▶ **Work instructions**
Write out the records once more, exactly, and keep any image out.

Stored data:
──────────────────────────────

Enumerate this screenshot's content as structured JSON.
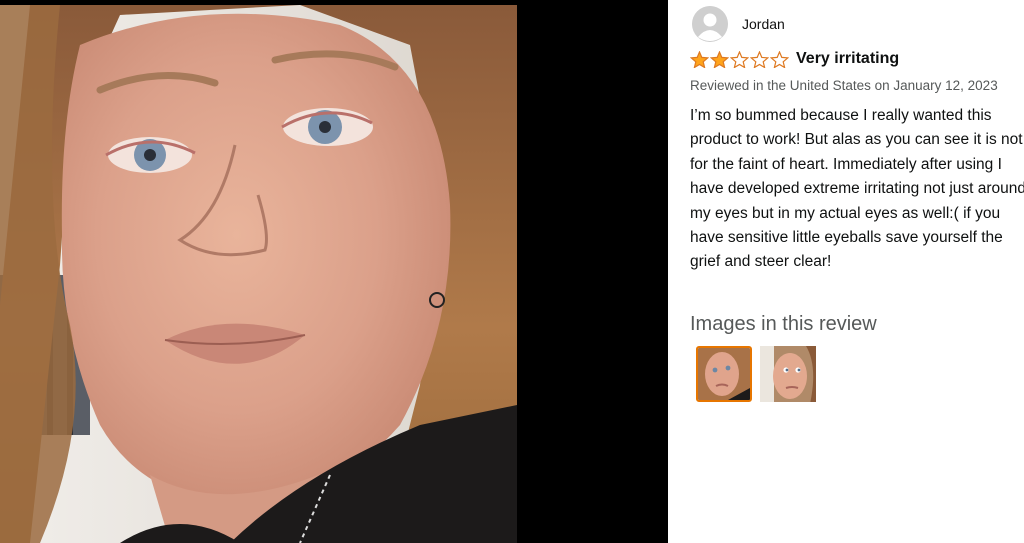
{
  "reviewer": {
    "name": "Jordan",
    "avatar_icon": "user-avatar-icon"
  },
  "rating": {
    "stars": 2,
    "max_stars": 5,
    "star_color": "#ffa41c",
    "empty_star_color": "#de7921"
  },
  "review": {
    "title": "Very irritating",
    "date_text": "Reviewed in the United States on January 12, 2023",
    "body": "I’m so bummed because I really wanted this product to work! But alas as you can see it is not for the faint of heart. Immediately after using I have developed extreme irritating not just around my eyes but in my actual eyes as well:( if you have sensitive little eyeballs save yourself the grief and steer clear!"
  },
  "images_section": {
    "heading": "Images in this review",
    "thumbnails": [
      {
        "name": "review-image-1",
        "selected": true
      },
      {
        "name": "review-image-2",
        "selected": false
      }
    ]
  },
  "colors": {
    "selected_border": "#e77600",
    "viewer_background": "#000000"
  }
}
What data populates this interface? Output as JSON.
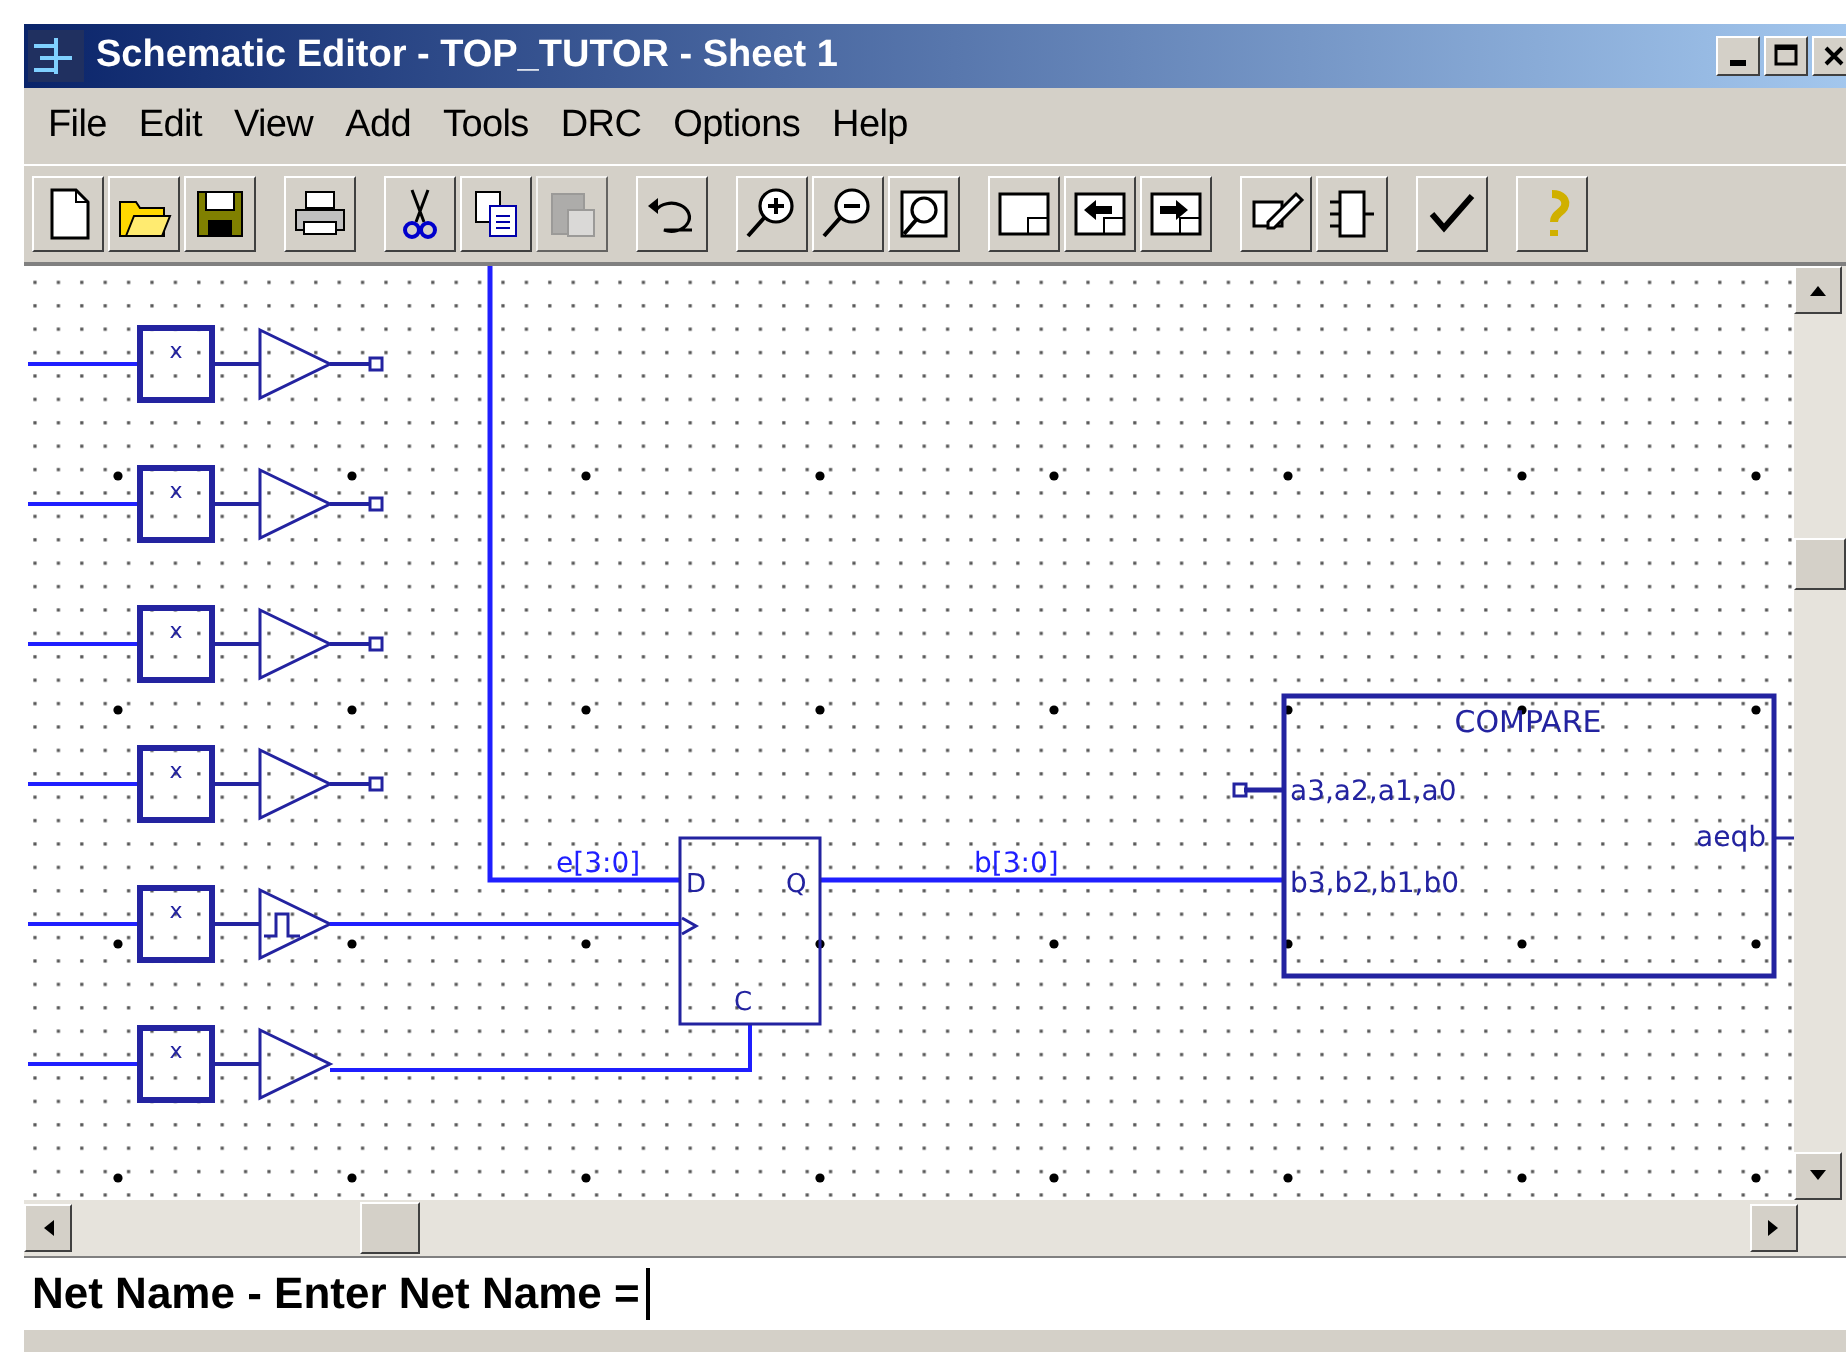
{
  "window": {
    "title": "Schematic Editor - TOP_TUTOR - Sheet 1"
  },
  "menu": [
    "File",
    "Edit",
    "View",
    "Add",
    "Tools",
    "DRC",
    "Options",
    "Help"
  ],
  "toolbar": [
    [
      {
        "kind": "new",
        "disabled": false
      },
      {
        "kind": "open",
        "disabled": false
      },
      {
        "kind": "save",
        "disabled": false
      }
    ],
    [
      {
        "kind": "print",
        "disabled": false
      }
    ],
    [
      {
        "kind": "cut",
        "disabled": false
      },
      {
        "kind": "copy",
        "disabled": false
      },
      {
        "kind": "paste",
        "disabled": true
      }
    ],
    [
      {
        "kind": "undo",
        "disabled": false
      }
    ],
    [
      {
        "kind": "zoom-in",
        "disabled": false
      },
      {
        "kind": "zoom-out",
        "disabled": false
      },
      {
        "kind": "zoom-fit",
        "disabled": false
      }
    ],
    [
      {
        "kind": "sheet",
        "disabled": false
      },
      {
        "kind": "sheet-prev",
        "disabled": false
      },
      {
        "kind": "sheet-next",
        "disabled": false
      }
    ],
    [
      {
        "kind": "edit-symbol",
        "disabled": false
      },
      {
        "kind": "symbol",
        "disabled": false
      }
    ],
    [
      {
        "kind": "check",
        "disabled": false
      }
    ],
    [
      {
        "kind": "help",
        "disabled": false
      }
    ]
  ],
  "schematic": {
    "gates": [
      {
        "kind": "buffer-port",
        "label": "x"
      },
      {
        "kind": "buffer-port",
        "label": "x"
      },
      {
        "kind": "buffer-port",
        "label": "x"
      },
      {
        "kind": "buffer-port",
        "label": "x"
      },
      {
        "kind": "schmitt",
        "label": "x"
      },
      {
        "kind": "buffer",
        "label": "x"
      }
    ],
    "flip_flop": {
      "d": "D",
      "q": "Q",
      "c": "C"
    },
    "nets": [
      "e[3:0]",
      "b[3:0]"
    ],
    "compare": {
      "title": "COMPARE",
      "inputs": [
        "a3,a2,a1,a0",
        "b3,b2,b1,b0"
      ],
      "output": "aeqb"
    }
  },
  "command_line": {
    "prompt": "Net Name - Enter Net Name ="
  }
}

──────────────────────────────

▶ **Task output**
Enumerate this screenshot's content as structured JSON.
{
  "reviewer": {
    "name": "Jordan",
    "avatar_icon": "user-avatar-icon"
  },
  "rating": {
    "stars": 2,
    "max_stars": 5,
    "star_color": "#ffa41c",
    "empty_star_color": "#de7921"
  },
  "review": {
    "title": "Very irritating",
    "date_text": "Reviewed in the United States on January 12, 2023",
    "body": "I’m so bummed because I really wanted this product to work! But alas as you can see it is not for the faint of heart. Immediately after using I have developed extreme irritating not just around my eyes but in my actual eyes as well:( if you have sensitive little eyeballs save yourself the grief and steer clear!"
  },
  "images_section": {
    "heading": "Images in this review",
    "thumbnails": [
      {
        "name": "review-image-1",
        "selected": true
      },
      {
        "name": "review-image-2",
        "selected": false
      }
    ]
  },
  "colors": {
    "selected_border": "#e77600",
    "viewer_background": "#000000"
  }
}
What data populates this interface? Output as JSON.
{
  "window": {
    "title": "Schematic Editor - TOP_TUTOR - Sheet 1"
  },
  "menu": [
    "File",
    "Edit",
    "View",
    "Add",
    "Tools",
    "DRC",
    "Options",
    "Help"
  ],
  "toolbar": [
    [
      {
        "kind": "new",
        "disabled": false
      },
      {
        "kind": "open",
        "disabled": false
      },
      {
        "kind": "save",
        "disabled": false
      }
    ],
    [
      {
        "kind": "print",
        "disabled": false
      }
    ],
    [
      {
        "kind": "cut",
        "disabled": false
      },
      {
        "kind": "copy",
        "disabled": false
      },
      {
        "kind": "paste",
        "disabled": true
      }
    ],
    [
      {
        "kind": "undo",
        "disabled": false
      }
    ],
    [
      {
        "kind": "zoom-in",
        "disabled": false
      },
      {
        "kind": "zoom-out",
        "disabled": false
      },
      {
        "kind": "zoom-fit",
        "disabled": false
      }
    ],
    [
      {
        "kind": "sheet",
        "disabled": false
      },
      {
        "kind": "sheet-prev",
        "disabled": false
      },
      {
        "kind": "sheet-next",
        "disabled": false
      }
    ],
    [
      {
        "kind": "edit-symbol",
        "disabled": false
      },
      {
        "kind": "symbol",
        "disabled": false
      }
    ],
    [
      {
        "kind": "check",
        "disabled": false
      }
    ],
    [
      {
        "kind": "help",
        "disabled": false
      }
    ]
  ],
  "schematic": {
    "gates": [
      {
        "kind": "buffer-port",
        "label": "x"
      },
      {
        "kind": "buffer-port",
        "label": "x"
      },
      {
        "kind": "buffer-port",
        "label": "x"
      },
      {
        "kind": "buffer-port",
        "label": "x"
      },
      {
        "kind": "schmitt",
        "label": "x"
      },
      {
        "kind": "buffer",
        "label": "x"
      }
    ],
    "flip_flop": {
      "d": "D",
      "q": "Q",
      "c": "C"
    },
    "nets": [
      "e[3:0]",
      "b[3:0]"
    ],
    "compare": {
      "title": "COMPARE",
      "inputs": [
        "a3,a2,a1,a0",
        "b3,b2,b1,b0"
      ],
      "output": "aeqb"
    }
  },
  "command_line": {
    "prompt": "Net Name - Enter Net Name ="
  }
}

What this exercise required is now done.